Industrial Relays have been used in Automation for decades. These fundamental building blocks of electrical circuits allowed the first automated systems to function without the need of modern PLCs and computers. Although you won’t find any relay based logic circuitry today, they still play an important role in modern control systems.
A mechanical relay has a major advantage over a solid-state contact: it’s able to conduct large currents & supply loads which would require a much larger and expensive semiconductor. They do have some drawbacks; one of which is the fact that they break down much faster due to repetitive motion. Although a relay isn’t recommended for many cases, it should still be used for loads which require a high amperage: motors, heaters, actuators, etc.
In this article, we will explore a simple “ice-cube” or industrial relay, go over the basic functionality and explore the wiring process.
A mechanical relay will contain two main components: a coil & one or multiple sets of contacts. As the coil is energized, the normally open set of contacts are closed and the normally closed are opened. It’s important to know the terminology as well as the difference between the two. Furthermore, it’s important to quickly determine the configuration of a specific relay and circuit based on the diagram on the front of a specific relay.
Here’s an example:
The relay above features a 24VDC coil between A and B contacts. Note that a DC relay will have a polarity assigned to the terminals while an AC relay will not. In this case, the positive terminal is terminal A and the negative one is terminal B.
The contacts are labeled from 1 to 9. By following the diagram, we can identify the contacts as follows:
A normally open contact will not conduct any electricity while the coil is de-energized. In other words, you may measure an infinite resistance across any of the terminals listed within the “Normally Open” list above while the relay coil is not powered. Once there’s a current drawn by the coil and the relay is energized, the contacts will conduct current.
The opposite is true about normally closed contacts. They will conduct current in the de-energized state and stop conducting when power is applied.
An output from a PLC or an auxiliary device such as Point IO or Flex IO may be used to power the coil of a relay. By programming the coil to turn ON and OFF, the contacts of the relay will transition from de-energized to energized and back. This action will allow the current to circulate. By creating this loop, we may build a circuit which will power a load based on the state of the relay.
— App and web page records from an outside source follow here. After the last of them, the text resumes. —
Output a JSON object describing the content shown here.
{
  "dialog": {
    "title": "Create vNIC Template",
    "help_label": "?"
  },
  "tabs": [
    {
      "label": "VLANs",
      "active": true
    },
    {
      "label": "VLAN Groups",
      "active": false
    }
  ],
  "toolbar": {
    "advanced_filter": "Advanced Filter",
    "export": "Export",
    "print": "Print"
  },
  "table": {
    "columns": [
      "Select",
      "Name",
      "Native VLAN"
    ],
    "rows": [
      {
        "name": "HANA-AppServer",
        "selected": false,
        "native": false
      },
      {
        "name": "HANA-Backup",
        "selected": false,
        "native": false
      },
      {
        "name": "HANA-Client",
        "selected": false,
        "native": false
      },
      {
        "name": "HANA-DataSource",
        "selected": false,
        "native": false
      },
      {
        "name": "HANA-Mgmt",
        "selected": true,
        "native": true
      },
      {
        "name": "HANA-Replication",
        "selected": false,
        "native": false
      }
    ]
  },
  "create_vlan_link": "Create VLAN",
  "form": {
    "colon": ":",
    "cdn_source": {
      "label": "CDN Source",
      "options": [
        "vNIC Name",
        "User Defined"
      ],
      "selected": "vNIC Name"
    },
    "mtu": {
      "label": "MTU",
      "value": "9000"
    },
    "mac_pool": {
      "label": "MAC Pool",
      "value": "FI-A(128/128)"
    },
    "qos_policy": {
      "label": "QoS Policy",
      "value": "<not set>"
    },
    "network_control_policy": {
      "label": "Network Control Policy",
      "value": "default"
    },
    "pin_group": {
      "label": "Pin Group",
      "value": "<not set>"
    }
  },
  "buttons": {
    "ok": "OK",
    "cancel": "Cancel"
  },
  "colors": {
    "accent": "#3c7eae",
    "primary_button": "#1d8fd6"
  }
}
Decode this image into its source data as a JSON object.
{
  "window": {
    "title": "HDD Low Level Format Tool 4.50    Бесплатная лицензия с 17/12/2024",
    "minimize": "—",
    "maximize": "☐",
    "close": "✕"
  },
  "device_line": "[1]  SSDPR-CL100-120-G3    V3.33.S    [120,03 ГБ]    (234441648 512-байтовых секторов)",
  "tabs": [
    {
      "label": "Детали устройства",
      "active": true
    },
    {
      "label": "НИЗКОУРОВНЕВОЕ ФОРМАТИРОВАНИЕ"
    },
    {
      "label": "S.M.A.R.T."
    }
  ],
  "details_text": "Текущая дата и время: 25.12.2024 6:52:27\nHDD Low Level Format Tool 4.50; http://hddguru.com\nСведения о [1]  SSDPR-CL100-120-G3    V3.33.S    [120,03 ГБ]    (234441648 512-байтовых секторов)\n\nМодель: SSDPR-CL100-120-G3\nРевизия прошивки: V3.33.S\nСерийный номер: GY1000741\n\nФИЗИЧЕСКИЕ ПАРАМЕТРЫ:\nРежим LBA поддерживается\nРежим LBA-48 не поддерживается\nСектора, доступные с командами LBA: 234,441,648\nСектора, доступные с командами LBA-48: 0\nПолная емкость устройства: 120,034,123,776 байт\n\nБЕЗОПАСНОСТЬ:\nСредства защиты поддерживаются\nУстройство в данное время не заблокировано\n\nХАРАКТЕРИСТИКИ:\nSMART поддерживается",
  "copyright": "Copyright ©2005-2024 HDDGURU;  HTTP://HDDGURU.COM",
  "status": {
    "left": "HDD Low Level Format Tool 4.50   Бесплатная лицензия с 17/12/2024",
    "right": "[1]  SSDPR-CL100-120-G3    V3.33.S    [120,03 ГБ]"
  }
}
Using the example above, we will land the positive terminal on a PLC based output. The negative terminal is landed on the ground of the 24VDC power supply.
Now that we can control the relay, we may use the other terminals to build auxiliary circuits. A relay contact is an electrical switch the behavior of which can be compared to that of a light switch. As the switch is pressed, the circuit is either turned ON or OFF. By combining multiple relays in series or parallel, one can create complicated logic which would require
There’s a time and place to use any piece of technology. A mechanical relay has many downsides which make it the non-ideal choice in most cases. However, it’s a required component of many circuits I can think of.
Avoid using relays in circuits which can be driven through a solid state output. In other words, use a standard output tied directly to a load instead of a relay if you can. The issue with using a mechanical relay is that it will breakdown after a certain number of uses. A solid-state component will last much longer.
Do use a relay on loads which exceed the current requirements of a standard input/output. This includes heaters, valves, motors, etc. In certain circumstances, these components will include an on-board relay and thus will not require a separate component. An example of this would be an SMC valve which has an internal relay and can be driven by a standard output. No relay is required in this case.
Lastly, relays are particularly helpful in separating logical areas of circuits. An example of this would be a “Ready” signal of a specific machine. As a machine builder, you can provide the customer with a signal which tells them when the machine is “ready”, “running”, “starved”, etc. By using a relay, you allow the plant to use their schema, voltage, etc. You don’t need to be pre-occupied with what’s going to be installed in the field.
Relays play an important role in modern control systems despite being a foundational block a few decades ago. Although they aren’t used as excessively as they were in the past, relays are capable of running large loads and to separate logical areas of circuits.
In many plants, relays are used to run motors, heaters, valves and more. It is thus important to understand the functionality of a relay in order to be able to troubleshoot and install such circuits.